Publishing: Greenwillow Books, 2004
Awards: Caldecott Medal, ALA Notable Children’s Book, School Library Journal Best Book, Publisher’s Weekly Best Book
Description: This beautiful black and white book follows a curious little kitten as she tries to get a drink from what she thinks is a big bowl of milk in the sky. The black and white highlights the night-time setting. The illustrations are varied in size and have enough detail to be interesting, but are simplistic enough to be elegant.
Programming: This sounds like a good time to talk about the phases of the moon. It might to too complex to explain why the moon changes shape, depending on your audience, but I think the fact that at different times it looks different ways could be said. Then, I like this idea of using oreos to show the different phases. Plus, I’m always a fan of eating. 🙂

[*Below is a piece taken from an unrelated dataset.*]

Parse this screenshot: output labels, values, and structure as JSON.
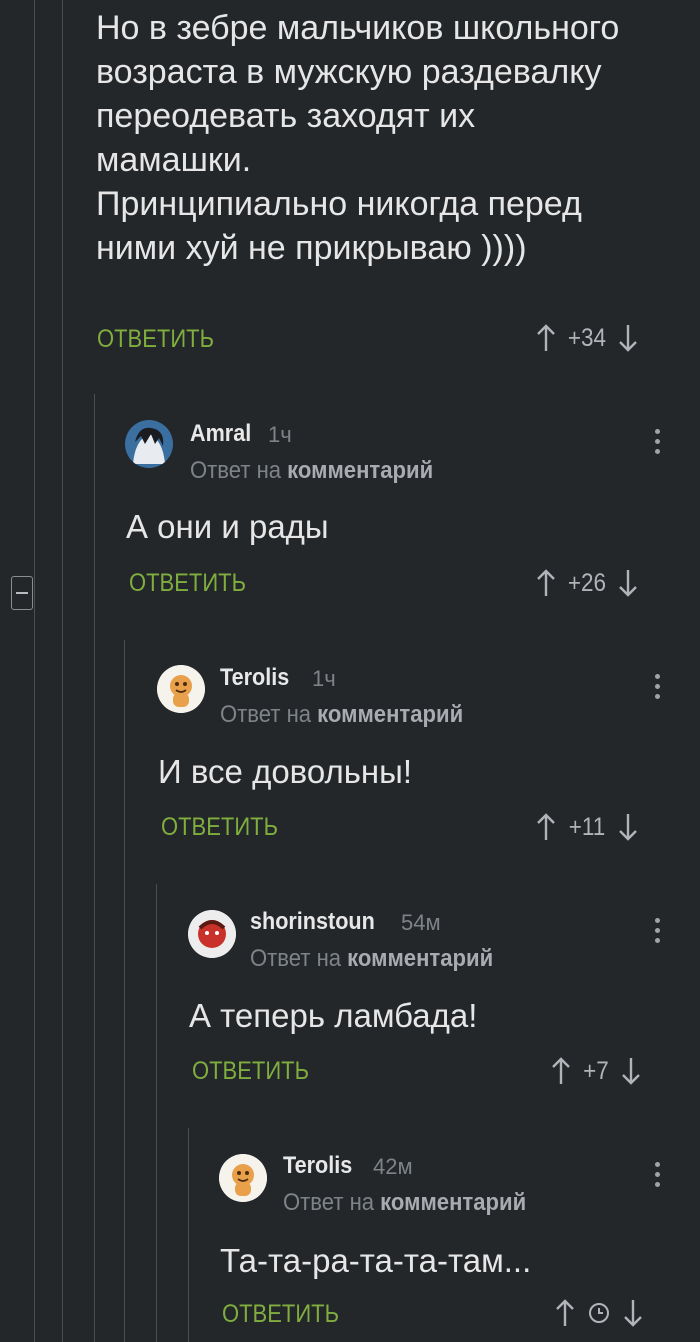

Publishing: Houghton Mifflin, Boston, 2008.
Awards: Caldecott Medal Winner
Description: This night-time routine book works from outside the house (“this is the key to the house”) to inside a story book, back out again, and finally back in through the same series of steps. The black and white cross-hatched drawings are lightened with a soft yellow that mimics the glow of a lamp or the moon. This is a great bedtime story in the same vein as Goodnight Moon.
Programming: Kids could discuss/write about their own night-time routines. Because this book is inspired by the rhyme “This is the Key of the Kingdom,” it might be interesting to discuss the original rhyme and where/how the two differ. The words to one version of the rhyme can be found here:
Publishing: Schwartz & Wade Books, New York, 2013
Description: The illustrations in this wordless book tell the story of a little boy who makes friends with a bluebird. In the midst of their bonding and adventures, however, trouble arises. The illustrations seem very modern: the characters are geometric with round heads and eyes, rectangular bodies, and pointy noses. The book is mostly black and white, with only the blue of the sky and the bluebird, which serve to highlight the importance of the bird and lend a sense of cohesiveness to the story. Illustrations are drawn in panels similar to a graphic novel. They are separated by a thick black border.
Programming: Though I am always fascinated with how wordless texts portray a story, it is hard for me to picture programming activities without first reading a text out loud. However, because there is no concrete text, it might be interesting to see how children would write the text from the pictures. I would also love to start a discussion about what they think happened to the bluebird at the end.